Topic B: Dealing with differences without division. The church is filled with people who think differently, have different perspectives and different aims and goals. But when each member shares the same core truth of serving the Lord in all that we do, then these differences will not be about gospel issues but about which is best next. When people have a different view on something (as Apollos and Paul did) it is important to discuss it – otherwise we break fellowship and perhaps assume why the other person is acting in a different way. We need to share points of view, to listen and understand before differences flame into feuds. Then, we ought to go back to the basics of Who is LORD, Who’s kingdom are we serving, be on our guard against the devil taking advantage of us, stand for the faith, trust in God who delivers and then proceed with love.

Topic C: Inside the church or outside the faith. People say that you don’t need to go to church to be a Christian. Of course there is a slither of truth to this since going to church does not make everybody Christian. But when we individually turn to Christ then Christ directs us to community. Paul expects that those who love the Lord will even take a stern rebuke and still remain friends. He expects that the church be filled with Christ-centred souls who love one another on the basis that Christ has loved them. Paul send his love to all of you in Christ Jesus.

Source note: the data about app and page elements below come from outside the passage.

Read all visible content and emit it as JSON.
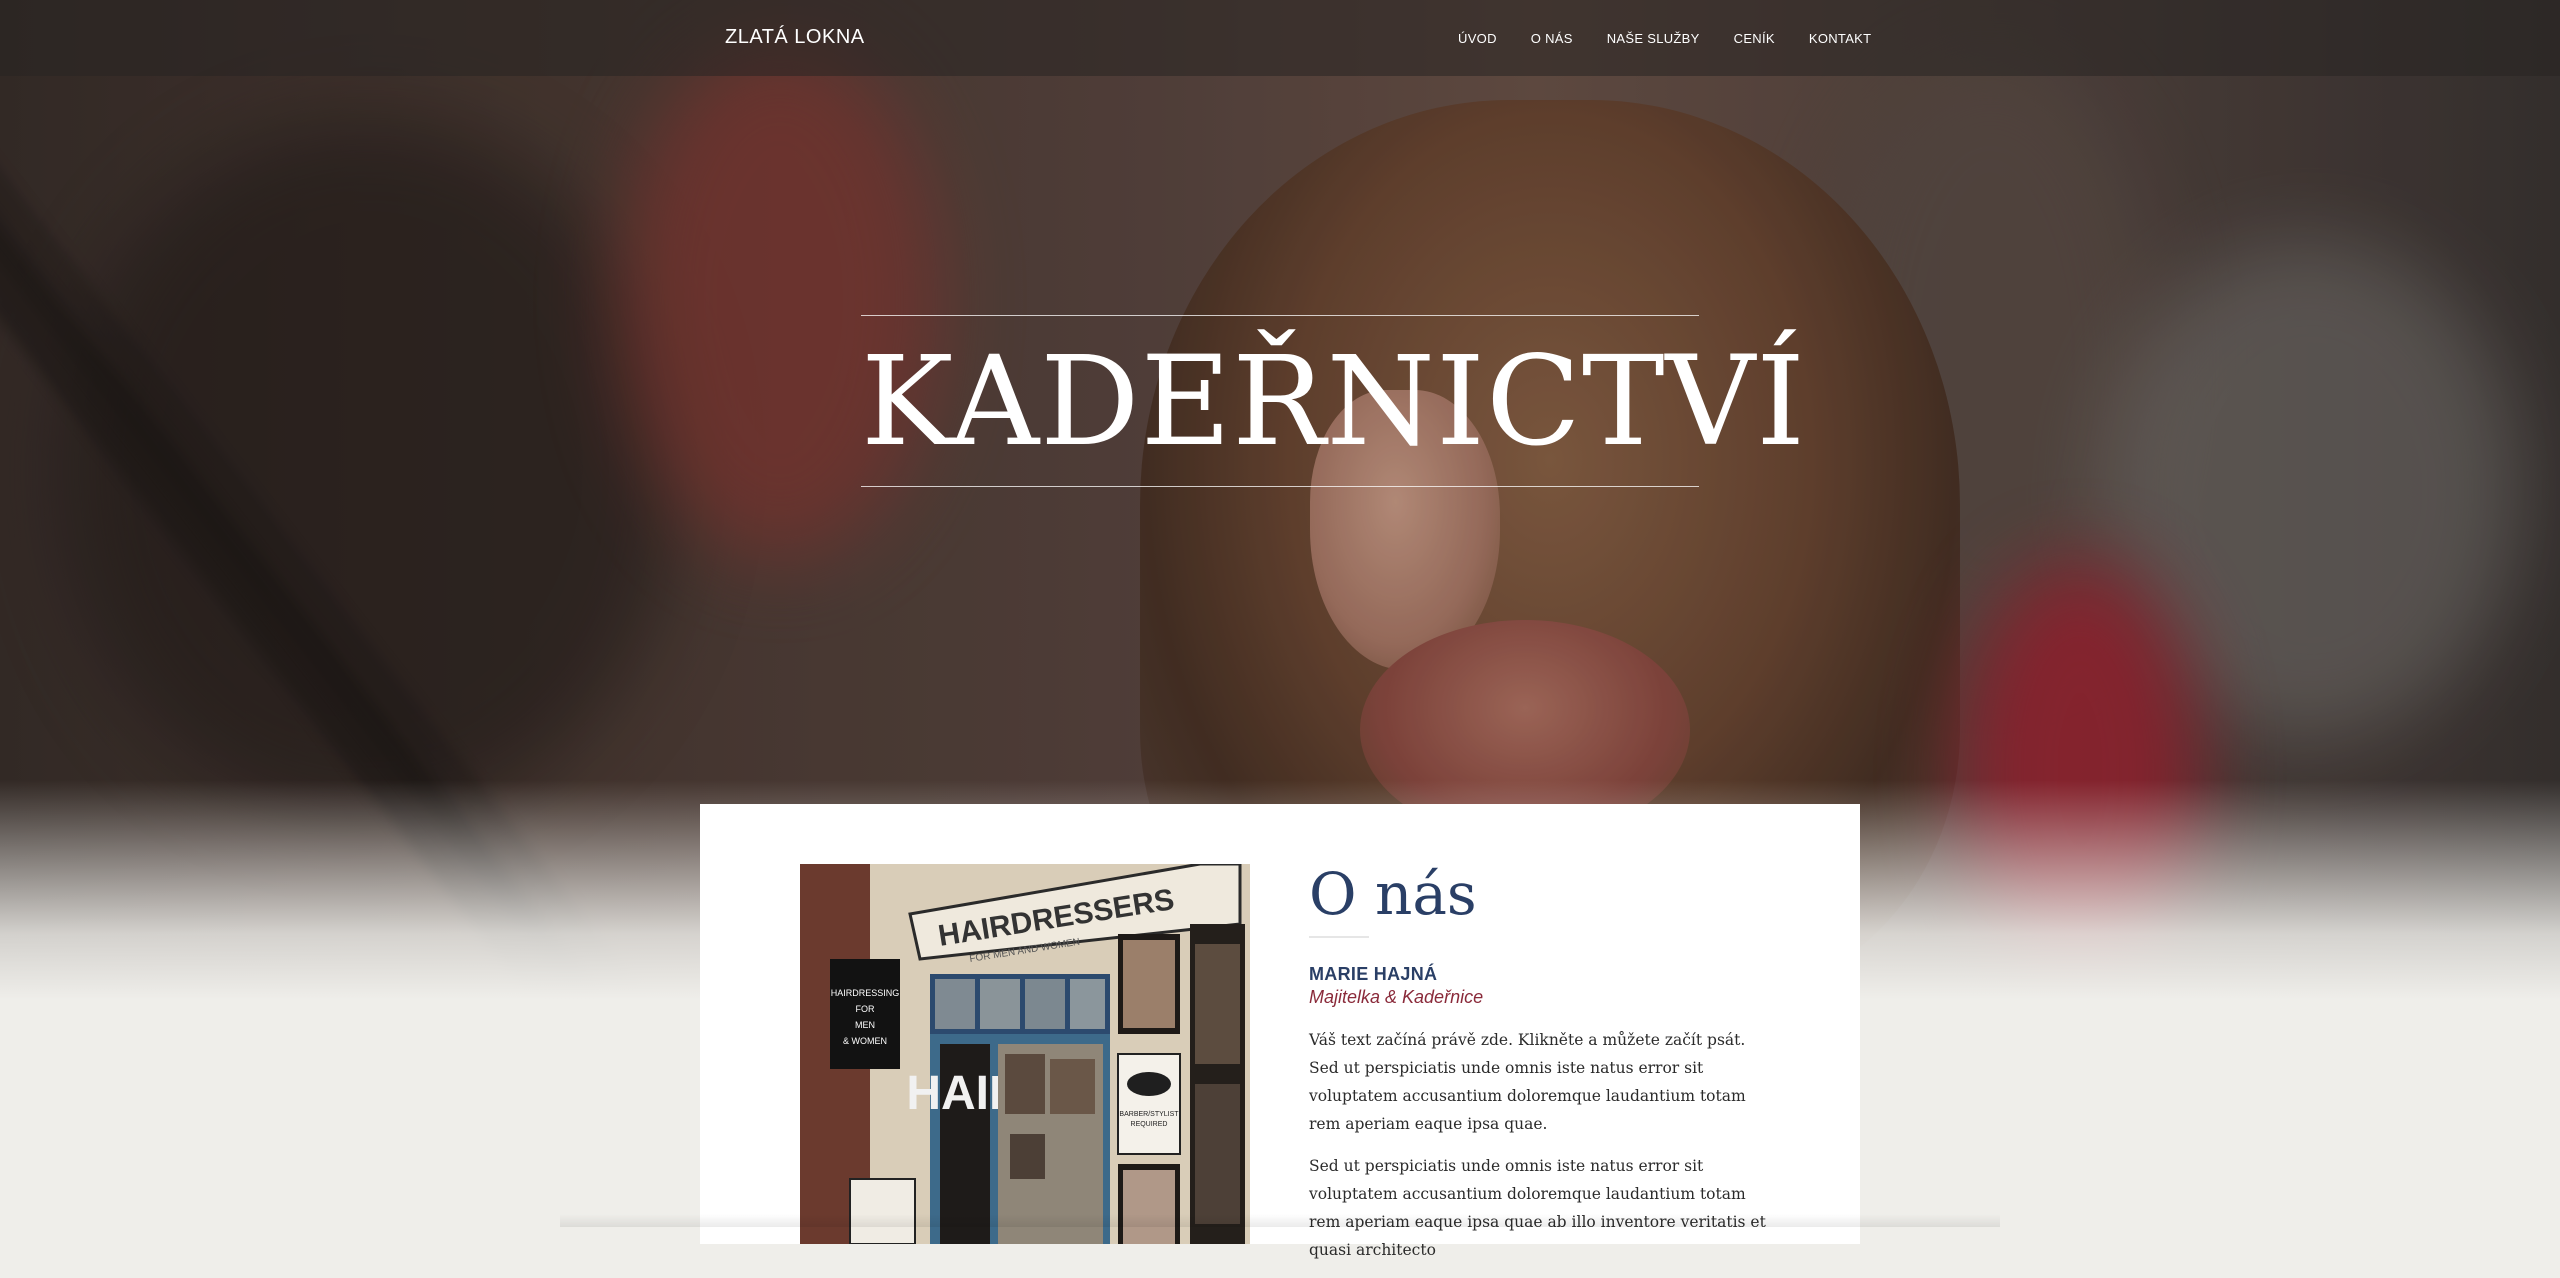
{
  "brand": "ZLATÁ LOKNA",
  "nav": {
    "items": [
      "ÚVOD",
      "O NÁS",
      "NAŠE SLUŽBY",
      "CENÍK",
      "KONTAKT"
    ]
  },
  "hero": {
    "title": "KADEŘNICTVÍ"
  },
  "about": {
    "title": "O nás",
    "person_name": "MARIE HAJNÁ",
    "person_role": "Majitelka & Kadeřnice",
    "paragraphs": [
      "Váš text začíná právě zde. Klikněte a můžete začít psát. Sed ut perspiciatis unde omnis iste natus error sit voluptatem accusantium doloremque laudantium totam rem aperiam eaque ipsa quae.",
      "Sed ut perspiciatis unde omnis iste natus error sit voluptatem accusantium doloremque laudantium totam rem aperiam eaque ipsa quae ab illo inventore veritatis et quasi architecto"
    ],
    "photo": {
      "sign_text": "HAIRDRESSERS",
      "sign_subtext": "FOR MEN AND WOMEN",
      "hanging_sign": [
        "HAIRDRESSING",
        "FOR",
        "MEN",
        "& WOMEN"
      ],
      "window_letters": "HAIR",
      "window_notice": [
        "BARBER/STYLIST",
        "REQUIRED"
      ]
    }
  },
  "colors": {
    "heading_blue": "#2a3f66",
    "role_red": "#8a2a3a",
    "nav_text": "#ffffff",
    "page_bg": "#efeeea"
  }
}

It wasn’t just to those people he liked but his fellowship is immediately handed out to those who call on the name of the LORD to be saved. Being part of our church is more than just being present when you can. We encourage all to 

  1. know God through Jesus Christ, 
  2. to be a regular member of a church service to encourage the people of God, 
  3. Be connected to a Growth Group. This is not always easy. But these are designed to help the people of God to grow in their faith together and to nurture one another in faith and life.
  4. Be serving at church in a ministry. This may be operating the screens in church, serving in a kid’s program, visiting members at home, praying and many other ministry.
  5. Be active in mission. Praying for at least one other person is where we begin. As a church, we also support local, national and overseas missionaries. But we also encourage one another to be missionaries where we are at.

Being on board at church looks like this. What do you think?